Data for review:
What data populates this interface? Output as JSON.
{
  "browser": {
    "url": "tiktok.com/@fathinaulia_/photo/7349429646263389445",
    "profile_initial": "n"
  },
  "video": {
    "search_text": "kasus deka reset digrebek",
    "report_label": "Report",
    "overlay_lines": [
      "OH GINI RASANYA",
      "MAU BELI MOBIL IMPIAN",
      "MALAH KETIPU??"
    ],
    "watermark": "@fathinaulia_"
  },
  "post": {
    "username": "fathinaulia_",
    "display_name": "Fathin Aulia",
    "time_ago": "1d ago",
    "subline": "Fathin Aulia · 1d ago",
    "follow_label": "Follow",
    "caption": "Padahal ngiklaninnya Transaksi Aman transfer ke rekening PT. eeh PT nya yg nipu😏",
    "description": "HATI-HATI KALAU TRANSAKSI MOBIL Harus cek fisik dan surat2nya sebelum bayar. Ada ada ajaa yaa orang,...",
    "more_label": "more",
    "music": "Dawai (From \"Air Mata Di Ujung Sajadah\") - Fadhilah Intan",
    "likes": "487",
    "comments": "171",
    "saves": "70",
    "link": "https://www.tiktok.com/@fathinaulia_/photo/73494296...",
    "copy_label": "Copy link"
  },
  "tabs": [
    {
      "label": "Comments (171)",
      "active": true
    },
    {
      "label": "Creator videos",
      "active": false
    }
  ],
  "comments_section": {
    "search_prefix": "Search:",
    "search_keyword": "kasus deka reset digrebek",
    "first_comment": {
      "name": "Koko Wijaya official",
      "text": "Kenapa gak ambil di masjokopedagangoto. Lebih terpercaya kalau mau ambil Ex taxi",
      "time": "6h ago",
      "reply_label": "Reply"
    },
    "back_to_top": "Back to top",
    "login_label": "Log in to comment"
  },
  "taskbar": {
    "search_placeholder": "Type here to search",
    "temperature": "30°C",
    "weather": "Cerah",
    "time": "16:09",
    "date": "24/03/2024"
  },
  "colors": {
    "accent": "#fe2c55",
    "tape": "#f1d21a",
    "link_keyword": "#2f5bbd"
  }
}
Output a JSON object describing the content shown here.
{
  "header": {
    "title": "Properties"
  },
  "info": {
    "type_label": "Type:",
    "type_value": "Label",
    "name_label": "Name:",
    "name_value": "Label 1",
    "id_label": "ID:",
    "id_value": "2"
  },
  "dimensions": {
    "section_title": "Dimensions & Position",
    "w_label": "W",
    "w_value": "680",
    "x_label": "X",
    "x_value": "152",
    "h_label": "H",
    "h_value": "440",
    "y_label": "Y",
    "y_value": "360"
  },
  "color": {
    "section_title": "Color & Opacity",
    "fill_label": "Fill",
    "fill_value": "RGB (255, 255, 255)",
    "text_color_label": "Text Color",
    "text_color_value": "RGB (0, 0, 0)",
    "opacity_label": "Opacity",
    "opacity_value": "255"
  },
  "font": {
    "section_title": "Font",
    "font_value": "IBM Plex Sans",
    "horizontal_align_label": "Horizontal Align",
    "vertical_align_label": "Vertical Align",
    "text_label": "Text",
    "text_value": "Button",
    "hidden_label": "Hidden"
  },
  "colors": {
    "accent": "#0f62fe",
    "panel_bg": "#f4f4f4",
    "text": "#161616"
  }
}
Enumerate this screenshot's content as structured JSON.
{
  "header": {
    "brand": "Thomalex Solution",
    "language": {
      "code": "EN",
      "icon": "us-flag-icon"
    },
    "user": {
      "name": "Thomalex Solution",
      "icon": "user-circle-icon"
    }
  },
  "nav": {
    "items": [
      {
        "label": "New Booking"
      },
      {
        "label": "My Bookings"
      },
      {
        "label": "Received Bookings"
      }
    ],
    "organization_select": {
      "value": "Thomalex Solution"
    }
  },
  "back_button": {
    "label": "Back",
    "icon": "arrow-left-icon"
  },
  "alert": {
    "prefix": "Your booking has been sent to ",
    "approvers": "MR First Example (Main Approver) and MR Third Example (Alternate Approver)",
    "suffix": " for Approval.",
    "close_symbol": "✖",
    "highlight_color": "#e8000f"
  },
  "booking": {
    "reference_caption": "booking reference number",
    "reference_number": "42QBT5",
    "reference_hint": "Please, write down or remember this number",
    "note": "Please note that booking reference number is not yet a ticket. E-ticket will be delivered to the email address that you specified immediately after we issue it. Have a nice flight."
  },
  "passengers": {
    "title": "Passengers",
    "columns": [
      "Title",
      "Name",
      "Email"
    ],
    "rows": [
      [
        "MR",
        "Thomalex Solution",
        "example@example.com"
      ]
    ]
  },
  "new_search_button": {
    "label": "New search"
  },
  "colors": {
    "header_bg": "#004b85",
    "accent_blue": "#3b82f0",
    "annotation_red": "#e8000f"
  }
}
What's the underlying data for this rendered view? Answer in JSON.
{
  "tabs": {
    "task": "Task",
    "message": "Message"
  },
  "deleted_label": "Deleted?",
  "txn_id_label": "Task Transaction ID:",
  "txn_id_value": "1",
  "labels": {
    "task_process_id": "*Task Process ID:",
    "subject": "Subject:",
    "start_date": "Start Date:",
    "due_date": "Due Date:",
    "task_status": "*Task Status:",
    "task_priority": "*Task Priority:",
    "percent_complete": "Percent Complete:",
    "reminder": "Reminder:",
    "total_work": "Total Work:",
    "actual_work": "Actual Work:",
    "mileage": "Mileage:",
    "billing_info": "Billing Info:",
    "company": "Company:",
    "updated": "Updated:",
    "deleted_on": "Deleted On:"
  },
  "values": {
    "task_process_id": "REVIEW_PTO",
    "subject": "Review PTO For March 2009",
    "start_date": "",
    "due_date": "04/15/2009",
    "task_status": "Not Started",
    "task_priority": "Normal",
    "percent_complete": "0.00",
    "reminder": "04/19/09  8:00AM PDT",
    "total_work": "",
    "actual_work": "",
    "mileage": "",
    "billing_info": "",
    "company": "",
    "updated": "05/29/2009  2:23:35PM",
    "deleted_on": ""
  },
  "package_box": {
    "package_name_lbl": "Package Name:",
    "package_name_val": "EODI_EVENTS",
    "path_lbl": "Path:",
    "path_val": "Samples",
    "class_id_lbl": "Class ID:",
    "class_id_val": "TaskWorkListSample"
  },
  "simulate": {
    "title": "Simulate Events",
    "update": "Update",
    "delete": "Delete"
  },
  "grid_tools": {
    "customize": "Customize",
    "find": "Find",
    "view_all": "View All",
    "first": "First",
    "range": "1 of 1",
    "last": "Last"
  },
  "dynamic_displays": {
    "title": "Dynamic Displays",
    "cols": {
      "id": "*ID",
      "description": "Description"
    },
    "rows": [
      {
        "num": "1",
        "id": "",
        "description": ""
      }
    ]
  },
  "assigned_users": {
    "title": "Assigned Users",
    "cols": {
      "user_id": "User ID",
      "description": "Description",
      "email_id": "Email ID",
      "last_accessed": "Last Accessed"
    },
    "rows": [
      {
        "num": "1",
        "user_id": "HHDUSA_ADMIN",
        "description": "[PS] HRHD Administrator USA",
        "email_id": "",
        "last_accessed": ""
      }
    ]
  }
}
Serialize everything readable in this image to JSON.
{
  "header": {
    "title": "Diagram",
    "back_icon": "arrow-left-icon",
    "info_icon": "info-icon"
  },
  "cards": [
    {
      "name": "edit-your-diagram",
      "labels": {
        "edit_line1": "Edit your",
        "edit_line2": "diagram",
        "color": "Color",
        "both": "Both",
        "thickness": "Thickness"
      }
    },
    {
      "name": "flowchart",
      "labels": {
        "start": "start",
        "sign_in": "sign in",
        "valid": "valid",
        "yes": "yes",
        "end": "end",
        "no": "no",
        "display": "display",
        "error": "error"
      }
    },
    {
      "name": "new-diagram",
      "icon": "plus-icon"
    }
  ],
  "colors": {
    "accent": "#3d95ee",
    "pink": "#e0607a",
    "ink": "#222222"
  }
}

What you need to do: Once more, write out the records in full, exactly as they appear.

Output below:
What data populates this interface? Output as JSON.
{
  "browser": {
    "url": "tiktok.com/@fathinaulia_/photo/7349429646263389445",
    "profile_initial": "n"
  },
  "video": {
    "search_text": "kasus deka reset digrebek",
    "report_label": "Report",
    "overlay_lines": [
      "OH GINI RASANYA",
      "MAU BELI MOBIL IMPIAN",
      "MALAH KETIPU??"
    ],
    "watermark": "@fathinaulia_"
  },
  "post": {
    "username": "fathinaulia_",
    "display_name": "Fathin Aulia",
    "time_ago": "1d ago",
    "subline": "Fathin Aulia · 1d ago",
    "follow_label": "Follow",
    "caption": "Padahal ngiklaninnya Transaksi Aman transfer ke rekening PT. eeh PT nya yg nipu😏",
    "description": "HATI-HATI KALAU TRANSAKSI MOBIL Harus cek fisik dan surat2nya sebelum bayar. Ada ada ajaa yaa orang,...",
    "more_label": "more",
    "music": "Dawai (From \"Air Mata Di Ujung Sajadah\") - Fadhilah Intan",
    "likes": "487",
    "comments": "171",
    "saves": "70",
    "link": "https://www.tiktok.com/@fathinaulia_/photo/73494296...",
    "copy_label": "Copy link"
  },
  "tabs": [
    {
      "label": "Comments (171)",
      "active": true
    },
    {
      "label": "Creator videos",
      "active": false
    }
  ],
  "comments_section": {
    "search_prefix": "Search:",
    "search_keyword": "kasus deka reset digrebek",
    "first_comment": {
      "name": "Koko Wijaya official",
      "text": "Kenapa gak ambil di masjokopedagangoto. Lebih terpercaya kalau mau ambil Ex taxi",
      "time": "6h ago",
      "reply_label": "Reply"
    },
    "back_to_top": "Back to top",
    "login_label": "Log in to comment"
  },
  "taskbar": {
    "search_placeholder": "Type here to search",
    "temperature": "30°C",
    "weather": "Cerah",
    "time": "16:09",
    "date": "24/03/2024"
  },
  "colors": {
    "accent": "#fe2c55",
    "tape": "#f1d21a",
    "link_keyword": "#2f5bbd"
  }
}
Output a JSON object describing the content shown here.
{
  "header": {
    "title": "Properties"
  },
  "info": {
    "type_label": "Type:",
    "type_value": "Label",
    "name_label": "Name:",
    "name_value": "Label 1",
    "id_label": "ID:",
    "id_value": "2"
  },
  "dimensions": {
    "section_title": "Dimensions & Position",
    "w_label": "W",
    "w_value": "680",
    "x_label": "X",
    "x_value": "152",
    "h_label": "H",
    "h_value": "440",
    "y_label": "Y",
    "y_value": "360"
  },
  "color": {
    "section_title": "Color & Opacity",
    "fill_label": "Fill",
    "fill_value": "RGB (255, 255, 255)",
    "text_color_label": "Text Color",
    "text_color_value": "RGB (0, 0, 0)",
    "opacity_label": "Opacity",
    "opacity_value": "255"
  },
  "font": {
    "section_title": "Font",
    "font_value": "IBM Plex Sans",
    "horizontal_align_label": "Horizontal Align",
    "vertical_align_label": "Vertical Align",
    "text_label": "Text",
    "text_value": "Button",
    "hidden_label": "Hidden"
  },
  "colors": {
    "accent": "#0f62fe",
    "panel_bg": "#f4f4f4",
    "text": "#161616"
  }
}
Enumerate this screenshot's content as structured JSON.
{
  "header": {
    "brand": "Thomalex Solution",
    "language": {
      "code": "EN",
      "icon": "us-flag-icon"
    },
    "user": {
      "name": "Thomalex Solution",
      "icon": "user-circle-icon"
    }
  },
  "nav": {
    "items": [
      {
        "label": "New Booking"
      },
      {
        "label": "My Bookings"
      },
      {
        "label": "Received Bookings"
      }
    ],
    "organization_select": {
      "value": "Thomalex Solution"
    }
  },
  "back_button": {
    "label": "Back",
    "icon": "arrow-left-icon"
  },
  "alert": {
    "prefix": "Your booking has been sent to ",
    "approvers": "MR First Example (Main Approver) and MR Third Example (Alternate Approver)",
    "suffix": " for Approval.",
    "close_symbol": "✖",
    "highlight_color": "#e8000f"
  },
  "booking": {
    "reference_caption": "booking reference number",
    "reference_number": "42QBT5",
    "reference_hint": "Please, write down or remember this number",
    "note": "Please note that booking reference number is not yet a ticket. E-ticket will be delivered to the email address that you specified immediately after we issue it. Have a nice flight."
  },
  "passengers": {
    "title": "Passengers",
    "columns": [
      "Title",
      "Name",
      "Email"
    ],
    "rows": [
      [
        "MR",
        "Thomalex Solution",
        "example@example.com"
      ]
    ]
  },
  "new_search_button": {
    "label": "New search"
  },
  "colors": {
    "header_bg": "#004b85",
    "accent_blue": "#3b82f0",
    "annotation_red": "#e8000f"
  }
}
What's the underlying data for this rendered view? Answer in JSON.
{
  "tabs": {
    "task": "Task",
    "message": "Message"
  },
  "deleted_label": "Deleted?",
  "txn_id_label": "Task Transaction ID:",
  "txn_id_value": "1",
  "labels": {
    "task_process_id": "*Task Process ID:",
    "subject": "Subject:",
    "start_date": "Start Date:",
    "due_date": "Due Date:",
    "task_status": "*Task Status:",
    "task_priority": "*Task Priority:",
    "percent_complete": "Percent Complete:",
    "reminder": "Reminder:",
    "total_work": "Total Work:",
    "actual_work": "Actual Work:",
    "mileage": "Mileage:",
    "billing_info": "Billing Info:",
    "company": "Company:",
    "updated": "Updated:",
    "deleted_on": "Deleted On:"
  },
  "values": {
    "task_process_id": "REVIEW_PTO",
    "subject": "Review PTO For March 2009",
    "start_date": "",
    "due_date": "04/15/2009",
    "task_status": "Not Started",
    "task_priority": "Normal",
    "percent_complete": "0.00",
    "reminder": "04/19/09  8:00AM PDT",
    "total_work": "",
    "actual_work": "",
    "mileage": "",
    "billing_info": "",
    "company": "",
    "updated": "05/29/2009  2:23:35PM",
    "deleted_on": ""
  },
  "package_box": {
    "package_name_lbl": "Package Name:",
    "package_name_val": "EODI_EVENTS",
    "path_lbl": "Path:",
    "path_val": "Samples",
    "class_id_lbl": "Class ID:",
    "class_id_val": "TaskWorkListSample"
  },
  "simulate": {
    "title": "Simulate Events",
    "update": "Update",
    "delete": "Delete"
  },
  "grid_tools": {
    "customize": "Customize",
    "find": "Find",
    "view_all": "View All",
    "first": "First",
    "range": "1 of 1",
    "last": "Last"
  },
  "dynamic_displays": {
    "title": "Dynamic Displays",
    "cols": {
      "id": "*ID",
      "description": "Description"
    },
    "rows": [
      {
        "num": "1",
        "id": "",
        "description": ""
      }
    ]
  },
  "assigned_users": {
    "title": "Assigned Users",
    "cols": {
      "user_id": "User ID",
      "description": "Description",
      "email_id": "Email ID",
      "last_accessed": "Last Accessed"
    },
    "rows": [
      {
        "num": "1",
        "user_id": "HHDUSA_ADMIN",
        "description": "[PS] HRHD Administrator USA",
        "email_id": "",
        "last_accessed": ""
      }
    ]
  }
}
Serialize everything readable in this image to JSON.
{
  "header": {
    "title": "Diagram",
    "back_icon": "arrow-left-icon",
    "info_icon": "info-icon"
  },
  "cards": [
    {
      "name": "edit-your-diagram",
      "labels": {
        "edit_line1": "Edit your",
        "edit_line2": "diagram",
        "color": "Color",
        "both": "Both",
        "thickness": "Thickness"
      }
    },
    {
      "name": "flowchart",
      "labels": {
        "start": "start",
        "sign_in": "sign in",
        "valid": "valid",
        "yes": "yes",
        "end": "end",
        "no": "no",
        "display": "display",
        "error": "error"
      }
    },
    {
      "name": "new-diagram",
      "icon": "plus-icon"
    }
  ],
  "colors": {
    "accent": "#3d95ee",
    "pink": "#e0607a",
    "ink": "#222222"
  }
}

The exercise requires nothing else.